The blood of Amadou Diallo, Malcolm Ferguson, Timothy Thomas, Alberta Spruill, and Sean Bell–all unarmed black people killed by police within the last two decades–has spattered our contemporary history. Yet, community engagement programs rarely speak of their lives, and many people do not recognize their names. Collections, or the tactile representation of their experience, are scarce. There is no intellectual or practical integrity in leaving out these narratives. On the most basic level, regardless if the public believes their deaths were justified or not, they are all a part of a growing matrix of black people whose deaths have been protested in a desperate call for a recalibrated justice system. It is impractical for museums to start or maintain relevance with the black community while dismissing one of their most salient issues since Jim Crow. By joining the conversation as listeners, then collaborators, public historians, and museums have the opportunity to do work beyond paternalistic or superficial frameworks.
Forums are not always smooth. Sometimes they have prickly edges. Museums have a stronger chance at remaining relevant by not fearing the discomfort that comes with embracing our contested past and present. The process can be murky and uncomfortable, but it is not our job to be comfortable about the sources we uncover and the stories that are different from our own experiences. Becoming familiar with the discomfort in this process is what will close the gap between understanding the inaccessible civil liberties and rights black people struggled for and acknowledging persistent operations of oppression.

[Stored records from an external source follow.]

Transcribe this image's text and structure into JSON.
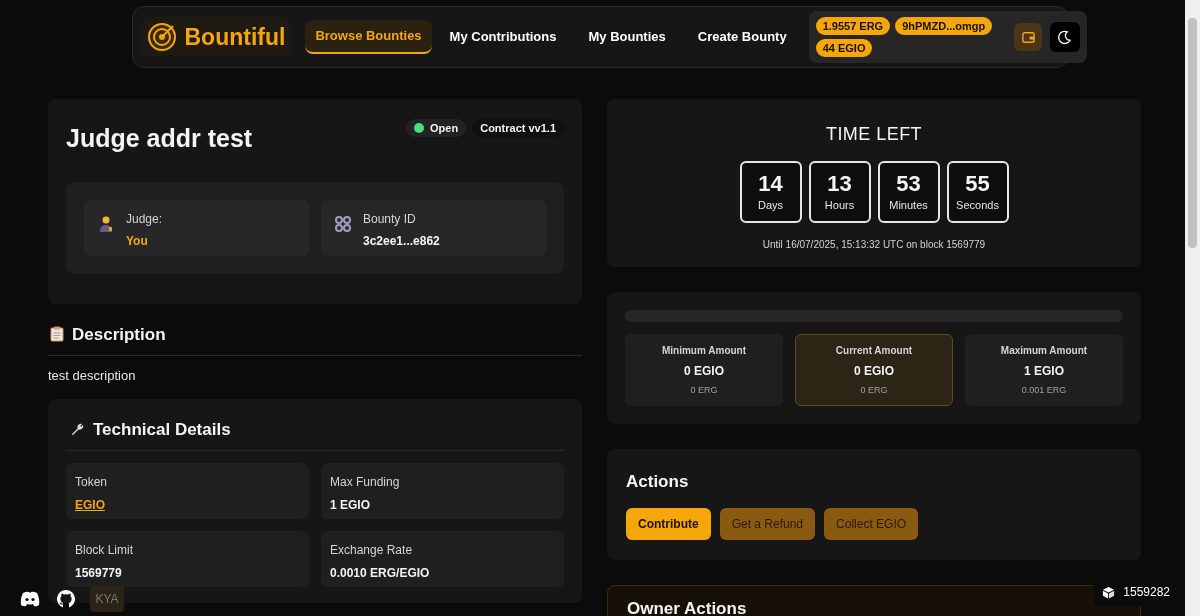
{
  "brand": {
    "name": "Bountiful"
  },
  "nav": [
    {
      "label": "Browse Bounties",
      "selected": true
    },
    {
      "label": "My Contributions",
      "selected": false
    },
    {
      "label": "My Bounties",
      "selected": false
    },
    {
      "label": "Create Bounty",
      "selected": false
    }
  ],
  "wallet": {
    "badges": [
      "1.9557 ERG",
      "9hPMZD...omgp",
      "44 EGIO"
    ]
  },
  "bounty": {
    "title": "Judge addr test",
    "status": {
      "label": "Open",
      "color": "#4ade80"
    },
    "contract": "Contract vv1.1",
    "info": [
      {
        "label": "Judge:",
        "value": "You",
        "kind": "judge"
      },
      {
        "label": "Bounty ID",
        "value": "3c2ee1...e862",
        "kind": "id"
      }
    ]
  },
  "description": {
    "heading": "Description",
    "text": "test description"
  },
  "technical": {
    "heading": "Technical Details",
    "items": [
      {
        "label": "Token",
        "value": "EGIO",
        "kind": "link"
      },
      {
        "label": "Max Funding",
        "value": "1 EGIO",
        "kind": "text"
      },
      {
        "label": "Block Limit",
        "value": "1569779",
        "kind": "text"
      },
      {
        "label": "Exchange Rate",
        "value": "0.0010 ERG/EGIO",
        "kind": "text"
      }
    ]
  },
  "countdown": {
    "title": "TIME LEFT",
    "units": [
      {
        "value": "14",
        "label": "Days"
      },
      {
        "value": "13",
        "label": "Hours"
      },
      {
        "value": "53",
        "label": "Minutes"
      },
      {
        "value": "55",
        "label": "Seconds"
      }
    ],
    "until": "Until 16/07/2025, 15:13:32 UTC on block 1569779"
  },
  "funding": {
    "level": 0,
    "amounts": [
      {
        "label": "Minimum Amount",
        "token": "0 EGIO",
        "erg": "0 ERG",
        "highlighted": false
      },
      {
        "label": "Current Amount",
        "token": "0 EGIO",
        "erg": "0 ERG",
        "highlighted": true
      },
      {
        "label": "Maximum Amount",
        "token": "1 EGIO",
        "erg": "0.001 ERG",
        "highlighted": false
      }
    ]
  },
  "actions": {
    "heading": "Actions",
    "buttons": [
      {
        "label": "Contribute",
        "disabled": false
      },
      {
        "label": "Get a Refund",
        "disabled": true
      },
      {
        "label": "Collect EGIO",
        "disabled": true
      }
    ]
  },
  "owner_actions": {
    "heading": "Owner Actions"
  },
  "footer": {
    "kya": "KYA",
    "block": "1559282"
  }
}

Closing that gap is also a crucial part of healing.
 Adrianne Russell of Cabinet of Curiosities and I host and moderate the Twitter chat #museumsrespondtoferguson on the third Wednesday of each month. The chat was born out of the open letter Museums Respond to Ferguson that Gretchen Jennings led. Russell and I see the chat as a way to continue the necessary dialogue about museums and race, after the letter.
 As the Ferguson narrative continues to unfold, the Missouri History Museum has shown that even with its progressive programming, the institution still has restrictions on how much it will engage controversial subjects. You can read about the museum cutting a program connecting Ferguson and Palestine here.
~ Aleia Brown is a Public History PhD candidate in Middle Tennessee State University’s Department of History. Currently, she is a visiting scholar at the Michigan State University Museum. Her dissertation illuminates how black women have used quilting to interpret and memorialize the black freedom struggle. Ms. Brown co-hosts the Twitter chat #museumsrespondtoferguson every third Wednesday with Adrianne Russell. She also co-hosts the Twitter chat #BlkTwitterstorians every first Saturday with Joshua Crutchfield.